  • #2
    Allow me to provide, as an answer, a link to the English language translation of the 2013 Japanese government report "Japanese Animation Guide: The History of Robot Anime." Particularly pages 22-24 refer to constriction in the Japanese toy manufacturing sector, audience burn-out after the 1970s "Sunrise Era" of super robots, and the 80's rise of character-oriented anime inspired by the establishment of the monthly anime magazines and the rising popularity of "character goods."


    • #3
      Thanks John. That's a very thorough report and a great answer.

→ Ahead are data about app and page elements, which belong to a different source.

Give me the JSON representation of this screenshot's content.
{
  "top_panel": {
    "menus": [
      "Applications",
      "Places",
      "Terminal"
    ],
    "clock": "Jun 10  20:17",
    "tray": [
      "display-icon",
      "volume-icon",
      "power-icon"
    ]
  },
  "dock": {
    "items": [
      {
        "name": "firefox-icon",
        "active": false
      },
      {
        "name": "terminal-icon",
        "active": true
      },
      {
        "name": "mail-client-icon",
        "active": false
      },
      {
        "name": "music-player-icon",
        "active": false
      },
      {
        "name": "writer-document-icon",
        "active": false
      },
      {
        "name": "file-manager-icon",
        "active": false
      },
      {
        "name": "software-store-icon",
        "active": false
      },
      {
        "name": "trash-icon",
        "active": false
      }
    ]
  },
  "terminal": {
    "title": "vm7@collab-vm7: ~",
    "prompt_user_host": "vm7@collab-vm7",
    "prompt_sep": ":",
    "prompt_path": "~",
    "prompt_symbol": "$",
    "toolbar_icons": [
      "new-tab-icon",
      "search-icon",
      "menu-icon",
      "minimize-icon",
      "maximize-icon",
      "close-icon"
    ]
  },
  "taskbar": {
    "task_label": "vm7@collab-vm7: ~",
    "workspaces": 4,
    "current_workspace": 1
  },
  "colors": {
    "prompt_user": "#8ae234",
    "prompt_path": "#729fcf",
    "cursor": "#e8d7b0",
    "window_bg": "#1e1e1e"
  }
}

      Reading the report findings, I guess that without the US Children's Television Act, the American toy-cartoon market of the 1980s would've eventually burnt itself down the same way that the robot anime did in Japan. I kind of disagree with the report assessment of the return of robots in the 1990s. On the contrary, it seems to me that most successful series of that decade were rehashes from series of the 1970s/1980s and Evangelion seems to have been the only series from the 1990s that is still relevant today. The report even cites Gyrozetter from 2012, which, to my knowledge, was a big commercial failure.


      • #4
        Gyrozetter was a spin-off from an arcade game. I don't know precisely how successful either the game or the anime telelvision series were, but considering that the anime lasted through 51 episodes, I'm not certain that it can really be called a failure. However, the fact that it didn't get OVAs or a sequel series does say something about its relative popularity.